Presbyterian Church (USA), the nation’s largest Presbyterian organization, voted yesterday to overturn its ban on ordaining non-celibate gays and lesbians for church leadership positions, reversing more than three decades of official policy.
The organization’s General Assembly approved the change last summer, but a majority of the church’s 173 regional organizations, known as presbyteries, had to affirm the change before it became official. Yesterday, the Minneapolis-based Presbytery of the Twin Cities Area provided the deciding vote, becoming the 87th presbytery to approve the change in the church’s constitution.
Rev. Chaz Ruark, the executive presbyter of the Twin Cities presbytery, told ThinkProgress that debate about the ban primarily stemmed different interpretations of Biblical scripture.
RUARK: It’s a difference in how Scriptures are understood. … This is something about which good people of faith are disagreeing. I don’t fully understand why that is. We’re going through a time of transition in this world, and this is an issue where, for whatever reason, the spirit has allowed good people of faith to disagree.
The approved change will remove the requirement that all ministers, elders, and deacons live in “fidelity within the covenant of marriage between a man and a woman or chastity in singleness.” Instead, it will say, “Standards for ordained service reflect the church’s desire to submit joyfully to the Lordship of Jesus Christ in all aspects of life.” The new policy will not force different presbyteries to ordain gays if they choose not to.
While this is a “major change” in church policy, leaders will “still have to stand by basic tenets of our faith,” Ruark said. “What this does is, if the people of Minneapolis feel Joe Smith is right to lead this church they have the right to make this call,” even if “Joe Smith” is openly gay.
Ruark is “hopeful” that members who opposed lifting the ban, which includes many of the organization’s more conservative presbyteries, will give the new policy a chance. “I don’t know anyone who agrees with everything in our constitution,” he said. “The question is, can you accept it and still operate in the faith with integrity.”

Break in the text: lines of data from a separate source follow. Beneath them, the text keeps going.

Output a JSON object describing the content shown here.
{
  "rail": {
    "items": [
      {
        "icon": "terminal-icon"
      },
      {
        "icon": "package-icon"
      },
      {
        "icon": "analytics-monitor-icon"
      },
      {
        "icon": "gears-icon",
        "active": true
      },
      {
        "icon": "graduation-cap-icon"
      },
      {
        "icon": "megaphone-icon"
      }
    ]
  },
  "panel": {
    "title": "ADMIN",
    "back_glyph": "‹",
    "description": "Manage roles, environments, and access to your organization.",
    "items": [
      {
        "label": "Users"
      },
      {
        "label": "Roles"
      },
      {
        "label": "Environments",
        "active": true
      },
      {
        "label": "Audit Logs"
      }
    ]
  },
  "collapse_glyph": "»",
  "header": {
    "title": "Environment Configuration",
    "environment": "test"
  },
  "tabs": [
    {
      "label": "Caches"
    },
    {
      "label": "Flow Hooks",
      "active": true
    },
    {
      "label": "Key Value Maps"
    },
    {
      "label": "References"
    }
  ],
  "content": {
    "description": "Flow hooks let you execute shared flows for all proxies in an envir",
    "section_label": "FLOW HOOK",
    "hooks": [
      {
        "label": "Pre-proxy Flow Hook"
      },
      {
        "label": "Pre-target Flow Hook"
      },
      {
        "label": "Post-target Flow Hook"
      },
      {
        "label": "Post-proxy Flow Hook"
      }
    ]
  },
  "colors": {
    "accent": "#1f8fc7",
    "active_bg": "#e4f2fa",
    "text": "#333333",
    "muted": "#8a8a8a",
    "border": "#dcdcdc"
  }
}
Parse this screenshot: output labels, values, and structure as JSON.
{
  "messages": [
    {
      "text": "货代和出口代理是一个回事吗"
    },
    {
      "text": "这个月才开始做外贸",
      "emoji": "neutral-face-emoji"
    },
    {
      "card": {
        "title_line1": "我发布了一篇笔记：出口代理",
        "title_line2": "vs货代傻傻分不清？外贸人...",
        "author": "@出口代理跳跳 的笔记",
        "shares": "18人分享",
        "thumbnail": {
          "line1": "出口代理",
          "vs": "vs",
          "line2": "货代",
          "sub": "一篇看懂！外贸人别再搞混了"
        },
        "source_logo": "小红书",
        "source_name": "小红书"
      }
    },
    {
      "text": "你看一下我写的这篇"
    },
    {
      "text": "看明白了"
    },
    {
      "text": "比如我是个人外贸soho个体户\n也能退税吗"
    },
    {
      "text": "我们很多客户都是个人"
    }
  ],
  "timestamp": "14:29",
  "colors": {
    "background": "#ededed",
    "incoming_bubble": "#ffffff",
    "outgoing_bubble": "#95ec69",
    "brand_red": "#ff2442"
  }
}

The change in the church’s constitution will take effect July 10.